In the 2004 Spanish movie by Alejandro Amenábar Mar Adentro (The Sea Inside), I watched Javier Bardem interpret the true story of 55-year-old quadriplegic Ramón Sampedro, who conducted a 28-year campaign for the legal right to end his own life. Eventually he takes cyanide and videotapes his own death in 1998, to make it clear that he did this himself, so as to not incriminate the people who helped him.
In 2016, in episode 12 of the second season of the Netflix comedy Grace and Frankie, I watched Lily Tomlin help a friend die, after throwing a big goodbye party, when she decides not to fight a recurrence of breast cancer a second time.
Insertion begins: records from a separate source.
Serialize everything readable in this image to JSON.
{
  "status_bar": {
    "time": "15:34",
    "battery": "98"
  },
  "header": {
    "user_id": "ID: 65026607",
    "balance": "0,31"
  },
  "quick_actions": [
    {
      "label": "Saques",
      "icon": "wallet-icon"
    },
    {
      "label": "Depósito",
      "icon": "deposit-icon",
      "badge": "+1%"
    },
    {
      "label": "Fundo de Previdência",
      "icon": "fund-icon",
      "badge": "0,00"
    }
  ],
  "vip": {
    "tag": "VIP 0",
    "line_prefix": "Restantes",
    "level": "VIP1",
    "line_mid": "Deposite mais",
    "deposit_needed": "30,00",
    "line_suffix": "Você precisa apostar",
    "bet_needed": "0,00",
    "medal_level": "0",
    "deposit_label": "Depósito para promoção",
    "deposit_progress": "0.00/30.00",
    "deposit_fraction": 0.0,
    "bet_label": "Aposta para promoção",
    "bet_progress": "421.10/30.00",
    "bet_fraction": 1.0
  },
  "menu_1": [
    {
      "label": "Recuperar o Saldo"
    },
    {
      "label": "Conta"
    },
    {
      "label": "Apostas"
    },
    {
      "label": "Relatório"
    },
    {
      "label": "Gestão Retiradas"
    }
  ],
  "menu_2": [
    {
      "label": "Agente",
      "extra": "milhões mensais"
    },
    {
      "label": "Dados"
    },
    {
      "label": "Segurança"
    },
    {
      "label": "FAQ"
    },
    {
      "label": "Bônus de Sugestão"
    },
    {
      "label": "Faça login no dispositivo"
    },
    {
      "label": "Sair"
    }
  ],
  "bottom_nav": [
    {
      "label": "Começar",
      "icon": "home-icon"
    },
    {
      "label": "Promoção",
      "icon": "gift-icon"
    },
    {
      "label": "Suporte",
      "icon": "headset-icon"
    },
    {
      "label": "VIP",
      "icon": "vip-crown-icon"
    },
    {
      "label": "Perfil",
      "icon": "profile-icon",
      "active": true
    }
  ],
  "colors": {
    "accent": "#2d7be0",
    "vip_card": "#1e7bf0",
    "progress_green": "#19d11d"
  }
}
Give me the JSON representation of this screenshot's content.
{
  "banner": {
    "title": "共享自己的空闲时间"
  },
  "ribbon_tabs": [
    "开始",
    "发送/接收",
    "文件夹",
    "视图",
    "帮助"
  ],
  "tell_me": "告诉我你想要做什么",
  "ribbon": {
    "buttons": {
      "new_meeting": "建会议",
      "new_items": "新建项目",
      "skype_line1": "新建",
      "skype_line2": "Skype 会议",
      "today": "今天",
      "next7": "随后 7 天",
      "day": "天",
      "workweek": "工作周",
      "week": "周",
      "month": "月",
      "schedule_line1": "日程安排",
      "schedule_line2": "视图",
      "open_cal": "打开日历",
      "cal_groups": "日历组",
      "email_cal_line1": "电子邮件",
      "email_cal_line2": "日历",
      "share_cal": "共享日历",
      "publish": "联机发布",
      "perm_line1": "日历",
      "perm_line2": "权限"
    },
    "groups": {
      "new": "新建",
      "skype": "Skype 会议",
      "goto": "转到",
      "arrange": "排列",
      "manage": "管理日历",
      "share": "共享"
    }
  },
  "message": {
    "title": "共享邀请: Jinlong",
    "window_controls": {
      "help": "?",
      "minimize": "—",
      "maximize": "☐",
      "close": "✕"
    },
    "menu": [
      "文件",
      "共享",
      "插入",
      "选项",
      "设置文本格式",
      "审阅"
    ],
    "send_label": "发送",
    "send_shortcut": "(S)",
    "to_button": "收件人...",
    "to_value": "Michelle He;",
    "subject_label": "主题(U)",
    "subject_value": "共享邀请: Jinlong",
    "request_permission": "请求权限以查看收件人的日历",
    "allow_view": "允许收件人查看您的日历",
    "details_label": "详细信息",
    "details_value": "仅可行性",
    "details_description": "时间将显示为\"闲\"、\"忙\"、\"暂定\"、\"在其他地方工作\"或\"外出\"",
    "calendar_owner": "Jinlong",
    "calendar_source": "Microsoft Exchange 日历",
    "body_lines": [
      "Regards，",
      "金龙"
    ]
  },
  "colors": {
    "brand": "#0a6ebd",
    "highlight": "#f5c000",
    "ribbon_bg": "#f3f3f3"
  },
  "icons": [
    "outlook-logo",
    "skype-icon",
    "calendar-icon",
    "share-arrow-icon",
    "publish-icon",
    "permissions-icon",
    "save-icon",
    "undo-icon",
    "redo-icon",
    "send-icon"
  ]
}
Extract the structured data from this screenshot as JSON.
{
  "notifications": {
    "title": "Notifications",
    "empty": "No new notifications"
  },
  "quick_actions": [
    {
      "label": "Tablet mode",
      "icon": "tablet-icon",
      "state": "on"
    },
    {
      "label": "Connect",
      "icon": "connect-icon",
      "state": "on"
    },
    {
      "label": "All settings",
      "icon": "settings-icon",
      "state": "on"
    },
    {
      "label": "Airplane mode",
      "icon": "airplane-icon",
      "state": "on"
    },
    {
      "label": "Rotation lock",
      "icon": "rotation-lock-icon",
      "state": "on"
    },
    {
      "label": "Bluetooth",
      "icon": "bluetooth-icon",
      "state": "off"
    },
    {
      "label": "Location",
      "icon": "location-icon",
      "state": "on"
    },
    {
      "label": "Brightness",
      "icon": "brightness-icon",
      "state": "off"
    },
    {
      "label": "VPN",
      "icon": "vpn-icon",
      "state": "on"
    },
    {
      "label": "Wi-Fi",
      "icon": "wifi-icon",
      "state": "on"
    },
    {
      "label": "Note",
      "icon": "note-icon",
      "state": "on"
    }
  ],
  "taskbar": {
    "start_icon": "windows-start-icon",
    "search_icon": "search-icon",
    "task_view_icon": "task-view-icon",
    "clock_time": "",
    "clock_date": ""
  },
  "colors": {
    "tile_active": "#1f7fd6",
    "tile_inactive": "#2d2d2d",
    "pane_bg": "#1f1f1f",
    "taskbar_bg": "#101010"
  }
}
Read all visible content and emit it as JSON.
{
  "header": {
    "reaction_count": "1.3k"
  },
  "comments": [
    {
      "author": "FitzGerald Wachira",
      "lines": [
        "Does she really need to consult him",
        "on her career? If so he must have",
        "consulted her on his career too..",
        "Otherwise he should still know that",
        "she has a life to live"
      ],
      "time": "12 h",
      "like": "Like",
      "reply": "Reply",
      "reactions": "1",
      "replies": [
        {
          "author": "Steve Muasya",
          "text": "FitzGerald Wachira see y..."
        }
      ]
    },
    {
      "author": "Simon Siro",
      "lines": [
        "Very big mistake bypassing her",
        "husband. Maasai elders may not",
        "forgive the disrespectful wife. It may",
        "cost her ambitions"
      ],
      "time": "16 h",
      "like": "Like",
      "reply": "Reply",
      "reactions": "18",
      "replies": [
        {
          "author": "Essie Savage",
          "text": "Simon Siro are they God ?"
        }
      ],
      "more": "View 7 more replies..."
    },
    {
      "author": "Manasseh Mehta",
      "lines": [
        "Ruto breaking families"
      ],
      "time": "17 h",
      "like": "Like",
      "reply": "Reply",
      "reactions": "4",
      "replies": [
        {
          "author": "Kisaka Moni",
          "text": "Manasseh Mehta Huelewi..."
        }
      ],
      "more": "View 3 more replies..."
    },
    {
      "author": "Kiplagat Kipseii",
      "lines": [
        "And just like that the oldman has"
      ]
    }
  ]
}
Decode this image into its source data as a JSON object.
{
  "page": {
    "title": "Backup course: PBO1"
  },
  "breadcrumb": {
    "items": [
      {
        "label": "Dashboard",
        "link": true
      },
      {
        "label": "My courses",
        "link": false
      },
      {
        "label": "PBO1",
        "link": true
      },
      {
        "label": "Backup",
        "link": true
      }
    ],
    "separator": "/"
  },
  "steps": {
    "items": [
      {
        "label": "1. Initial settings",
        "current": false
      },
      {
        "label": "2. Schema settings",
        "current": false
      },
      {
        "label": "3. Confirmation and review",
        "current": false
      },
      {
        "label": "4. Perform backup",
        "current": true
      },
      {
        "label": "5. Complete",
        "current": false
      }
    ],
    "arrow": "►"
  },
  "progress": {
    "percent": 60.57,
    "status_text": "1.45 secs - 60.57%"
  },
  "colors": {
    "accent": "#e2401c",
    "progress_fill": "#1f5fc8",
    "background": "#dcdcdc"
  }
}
Thanks to the efforts of the former Hemlock Society, now called Compassion & Choices, since June of 2016, when the “End of Life Option Act AB 15” went into effect, Californians, who are terminally ill and mentally capable adults, and have less than six months to live, may ask their doctors for medical aid in dying (AID), as Oregon residents have able to do since 1997, after the passing of the “Death with Dignity Act.” This option is also legal in Washington State since 2008, Montana since 2009, Vermont since 2013, Colorado since 2016, District of Colombia since 2017. AID is not the same thing as assisted suicide or euthanasia, which are legal in the Netherlands but not in the US. In these 6 states, you may request prescription medication that you can take to die gently in your sleep, if your suffering becomes unbearable.
This week I attended a panel discussion at the Hammer, moderated by Ian Masters. Watch video podcast at this link. Among the speakers was Dan Diaz, husband of Brittany Maynard, the 29-year-old woman diagnosed with the aggressive brain tumor GBM (gioblastoma), who moved from San Diego to Portland Oregon, since the AID law had not yet passed in California. He said this was not suicide, that his wife did not want to die, she wanted to live, but feared suffering a stroke that would leave her unable to walk or talk or swallow. On November 1, 2014, she took the prescribed medication, 100 capsules of Secobarbital, that you have to open and dissolve in water. She was asleep in 5 minuted and passed away in 30.
UCLA Professor Cindy Cain explained that AB 15 would not apply to Alzheimer patients, who no longer have the mental capacity to qualify for the program, once they are given a 6-month prognosis. She wrote a Brief about “Implementing Aid in Dying in California,” that you may download at this link.
Dr. Haider Warraich, a young Pakistani cardiologist who wrote the book Modern Death, said that doctors are required to take the Hippocratic oath, that prohibits euthanasia, and only 57% support this law, as opposed to 70% of the general population.
Barbara Coombs Lee, President of Compassion & Choices, said that the biggest resistance to the passing of these right-to-die laws comes from the hierarchy of the Catholic Church. She warned that, just as the Republican-controlled Congress and President Trump have been trying to repeal Obamacare, they could easily declare a federal crime to provide medication to hasten someone’s death. She urged everyone to mobilize and become active.*
P.S. Hemlock is a poisonous herb that was used in ancient Greece to execute prisoners condemned to death. As described by his disciple Plato in Phaedo, Socrates was ordered to take it in 399 BC after being convicted of “refusing to recognize the gods” and “corrupting the youth”. No, not for advocating homosexuality, but because two of his students had briefly overthrown the government of Athens.